Sean and Cody did not spend enough time on Arrakis for the bonus episode for their eyes to turn glowing blue, so now they’re headed for the scummiest swamps of Florida—and the cinematic bargain basement—as they analyze this “classic” 1972 creature-feature horror film. In Frogs, well-endowed canoe pilot and ecology photographer Pickett (Sam Elliott) happens into a Southern fried family reunion from Hell as he winds up on a swampy Florida island owned by the cratchety Jason Crockett (Ray Milland). But when the hired help starts getting offed by geckos, snapping turtles and Spanish moss, the Crockett clan realizes they’re at the epicenter of a full-on revolt of nature. Environmental issues discussed include DDT and its legacy, how the modern environmental movement started, Richard Nixon and the establishment of the EPA, and how effects of swampy environments played out in the post-slavery American South.

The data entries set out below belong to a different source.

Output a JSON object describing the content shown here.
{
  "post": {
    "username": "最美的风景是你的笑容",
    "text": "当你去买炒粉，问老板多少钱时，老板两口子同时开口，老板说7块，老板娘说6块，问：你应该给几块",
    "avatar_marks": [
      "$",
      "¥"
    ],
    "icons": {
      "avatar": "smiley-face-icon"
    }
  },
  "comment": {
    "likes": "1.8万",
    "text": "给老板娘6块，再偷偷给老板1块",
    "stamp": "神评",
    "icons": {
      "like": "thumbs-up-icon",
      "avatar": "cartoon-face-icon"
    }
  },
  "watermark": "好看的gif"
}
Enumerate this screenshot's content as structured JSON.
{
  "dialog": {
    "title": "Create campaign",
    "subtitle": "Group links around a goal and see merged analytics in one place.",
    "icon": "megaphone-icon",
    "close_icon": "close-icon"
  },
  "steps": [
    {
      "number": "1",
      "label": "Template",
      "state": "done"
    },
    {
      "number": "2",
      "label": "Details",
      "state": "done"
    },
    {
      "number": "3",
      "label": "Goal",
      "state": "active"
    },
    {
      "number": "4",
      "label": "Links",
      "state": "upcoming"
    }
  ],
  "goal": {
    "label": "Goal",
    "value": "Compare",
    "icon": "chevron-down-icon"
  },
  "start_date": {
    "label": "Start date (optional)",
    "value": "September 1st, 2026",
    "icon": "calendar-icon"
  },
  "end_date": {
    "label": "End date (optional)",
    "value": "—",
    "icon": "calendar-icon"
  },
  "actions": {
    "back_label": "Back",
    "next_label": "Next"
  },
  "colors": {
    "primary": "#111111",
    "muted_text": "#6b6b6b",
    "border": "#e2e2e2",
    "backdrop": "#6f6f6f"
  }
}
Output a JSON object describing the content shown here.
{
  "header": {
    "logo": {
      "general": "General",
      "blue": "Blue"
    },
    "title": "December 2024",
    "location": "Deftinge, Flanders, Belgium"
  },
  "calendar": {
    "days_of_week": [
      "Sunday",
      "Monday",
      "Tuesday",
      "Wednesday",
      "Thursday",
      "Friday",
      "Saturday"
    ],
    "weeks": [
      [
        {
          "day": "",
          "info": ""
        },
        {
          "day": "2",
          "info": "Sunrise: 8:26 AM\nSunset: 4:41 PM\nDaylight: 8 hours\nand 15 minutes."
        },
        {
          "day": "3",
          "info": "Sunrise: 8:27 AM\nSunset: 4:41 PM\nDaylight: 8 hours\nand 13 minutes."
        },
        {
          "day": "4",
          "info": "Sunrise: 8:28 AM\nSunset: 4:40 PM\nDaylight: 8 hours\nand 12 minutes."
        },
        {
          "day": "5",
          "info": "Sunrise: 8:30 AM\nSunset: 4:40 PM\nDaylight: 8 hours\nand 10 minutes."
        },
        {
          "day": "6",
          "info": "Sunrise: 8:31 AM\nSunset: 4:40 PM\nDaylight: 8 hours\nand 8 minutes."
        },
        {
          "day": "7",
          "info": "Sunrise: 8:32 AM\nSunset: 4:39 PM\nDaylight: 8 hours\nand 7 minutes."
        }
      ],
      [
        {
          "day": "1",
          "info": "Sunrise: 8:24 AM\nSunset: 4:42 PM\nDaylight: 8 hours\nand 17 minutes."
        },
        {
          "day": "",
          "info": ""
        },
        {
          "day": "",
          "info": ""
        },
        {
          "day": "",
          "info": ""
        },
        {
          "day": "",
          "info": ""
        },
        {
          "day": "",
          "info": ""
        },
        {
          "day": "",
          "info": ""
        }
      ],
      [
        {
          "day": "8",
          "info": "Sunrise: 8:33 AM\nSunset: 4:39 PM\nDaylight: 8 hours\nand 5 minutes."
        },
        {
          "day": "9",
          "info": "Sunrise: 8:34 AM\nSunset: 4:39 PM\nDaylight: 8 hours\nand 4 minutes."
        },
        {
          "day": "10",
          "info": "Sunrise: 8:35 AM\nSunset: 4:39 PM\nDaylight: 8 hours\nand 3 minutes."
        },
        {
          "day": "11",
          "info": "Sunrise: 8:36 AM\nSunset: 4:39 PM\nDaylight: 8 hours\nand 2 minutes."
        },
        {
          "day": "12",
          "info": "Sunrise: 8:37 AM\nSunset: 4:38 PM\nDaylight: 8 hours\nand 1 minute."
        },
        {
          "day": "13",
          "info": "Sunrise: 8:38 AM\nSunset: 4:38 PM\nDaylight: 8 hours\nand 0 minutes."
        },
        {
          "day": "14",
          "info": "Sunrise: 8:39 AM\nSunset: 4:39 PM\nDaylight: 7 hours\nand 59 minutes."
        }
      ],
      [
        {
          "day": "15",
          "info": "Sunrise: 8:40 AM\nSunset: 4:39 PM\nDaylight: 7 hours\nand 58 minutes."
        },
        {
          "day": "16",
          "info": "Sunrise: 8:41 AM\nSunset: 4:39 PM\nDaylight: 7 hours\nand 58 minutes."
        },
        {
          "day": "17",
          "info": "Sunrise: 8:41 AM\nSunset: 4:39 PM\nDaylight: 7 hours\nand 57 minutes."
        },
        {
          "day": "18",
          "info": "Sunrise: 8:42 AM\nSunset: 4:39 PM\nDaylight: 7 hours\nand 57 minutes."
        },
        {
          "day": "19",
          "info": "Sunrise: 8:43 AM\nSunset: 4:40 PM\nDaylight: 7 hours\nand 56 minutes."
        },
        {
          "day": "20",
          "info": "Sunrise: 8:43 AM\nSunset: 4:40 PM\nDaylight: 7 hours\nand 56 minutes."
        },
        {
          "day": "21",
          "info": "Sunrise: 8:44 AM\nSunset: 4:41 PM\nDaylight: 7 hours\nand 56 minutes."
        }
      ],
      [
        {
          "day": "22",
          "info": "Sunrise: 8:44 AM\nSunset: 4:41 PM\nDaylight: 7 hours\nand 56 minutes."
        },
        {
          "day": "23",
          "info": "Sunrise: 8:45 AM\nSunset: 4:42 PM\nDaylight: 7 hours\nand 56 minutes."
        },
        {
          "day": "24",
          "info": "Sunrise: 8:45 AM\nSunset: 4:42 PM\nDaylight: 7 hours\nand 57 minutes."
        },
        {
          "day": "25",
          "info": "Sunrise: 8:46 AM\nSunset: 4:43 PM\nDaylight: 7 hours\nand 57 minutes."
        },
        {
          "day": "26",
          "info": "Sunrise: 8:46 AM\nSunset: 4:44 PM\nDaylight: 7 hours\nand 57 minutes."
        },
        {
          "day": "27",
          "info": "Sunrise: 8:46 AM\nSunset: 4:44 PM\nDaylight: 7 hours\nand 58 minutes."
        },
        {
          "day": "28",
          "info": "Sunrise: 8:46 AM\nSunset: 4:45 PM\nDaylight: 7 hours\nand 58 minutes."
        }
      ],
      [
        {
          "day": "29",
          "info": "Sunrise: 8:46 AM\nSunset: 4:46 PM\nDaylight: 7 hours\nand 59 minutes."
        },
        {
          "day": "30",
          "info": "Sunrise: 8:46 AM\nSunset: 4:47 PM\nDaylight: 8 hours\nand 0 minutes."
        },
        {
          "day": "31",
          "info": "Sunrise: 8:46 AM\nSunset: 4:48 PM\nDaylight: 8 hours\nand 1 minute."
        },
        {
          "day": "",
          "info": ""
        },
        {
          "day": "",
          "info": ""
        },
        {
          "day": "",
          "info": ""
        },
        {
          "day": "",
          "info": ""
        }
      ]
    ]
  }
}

What fears and fads were “eco-horror” films of this period really trying to tap into? How did Rachel Carson get the credit for starting the environmental movement when a bunch of Georgia women were trying to ban DDT more than a decade before she wrote Silent Spring? Can you pronounce the full names of the chemicals in DDT? Did Tricky Dick Nixon really care about the environment, or was he just grumpy over Vietnam and Kent State? Who’s William Ruckleshaus and what does have to do with Watergate? Did you know that before he was a crusty cowboy, Sam Elliott was a legit Teen Beat heartthrob? Why do the characters in this movie act like slavery was never abolished? Are frogs and geckos considered cute? How can a snapping turtle kill a human being? To what depths was Ray Milland willing to sink to cash a paycheck at the end of his career? Is this the worst film ever covered on Green Screen? Whether it is or isn’t, it’s what we’ve got, so here we go.
Recut (2010s) trailer for the Blu-Ray edition of Frogs. Wait, they bothered to put it on Blu-Ray? What a waste!
It’s rare we get to show you the whole movie in a YouTube embed, but here is Frogs in its entirety, start to finish. Don’t let the awesome thumbnail get your hopes up!
Additional Materials About This Episode:
DDT and the Environmental Movement
The “traditional” story of the environmental movement. Mark H. Lytle, The Gentle Subversive: Rachel Carson, Silent Spring and the Rise of the Environmental Movement (Oxford University Press, 2007) (Archive.org link):
Thomas Dunlap, DDT: Scientists, Citizens and Public Policy (Princeton University Press, 2014):
Elena Conis, “DDT Disbelievers: Health and the New Economic Poisons in Georgia after World War II,” Southern Spaces, October 28, 2016:
Creation of the EPA and Nixon-era Environmental Politics
Chuck Elkins, Interview, “Behind the Scenes at the Creation of the EPA,” EPA Alumni website, date unknown:
Charlie Citrine, Timeline of Watergate:
Historic Wesley House (where Frogs was filmed), Eden Gardens State Park (Florida), website:
Erin Stewart Mauldin, “Freedom, Economic Autonomy and Ecological Change in the Cotton South, 1865-1880,” Journal of the Civil War Era, Vol. 7, No. 3 (September 2017):
Robert Blees Papers, University of Iowa Special Collections, index (Blees was the scriptwriter on Frogs):
Susannah Hutchinson, “Sled Reynolds: How I Became an Animal Trailer for Movies and Television,” USA Today, August 14, 2018:
Martin F. Norden, The Cinema of Isolation: A History of Physical Disability in the Movies (Rutgers University Press, 1994) (Archive.org link):
Peter B. Flint, “Ray Milland Dies; Won Oscar for ‘Lost Weekend,'” The New York Times, March 11, 1986 (contains quote by Milland on his late career prospects, mentioned in the episode):
The infamous Teen Beat pin-up of Sam Elliott, 1972, which happened as a result of his appearance in this movie.
Mentioned in the Episode
Sean Munger’s book, In Deadly Mirrors, a crime novel, released October 29, 2021. Here is the link to it on Amazon.
Next Movie Up: Tank Girl (1995)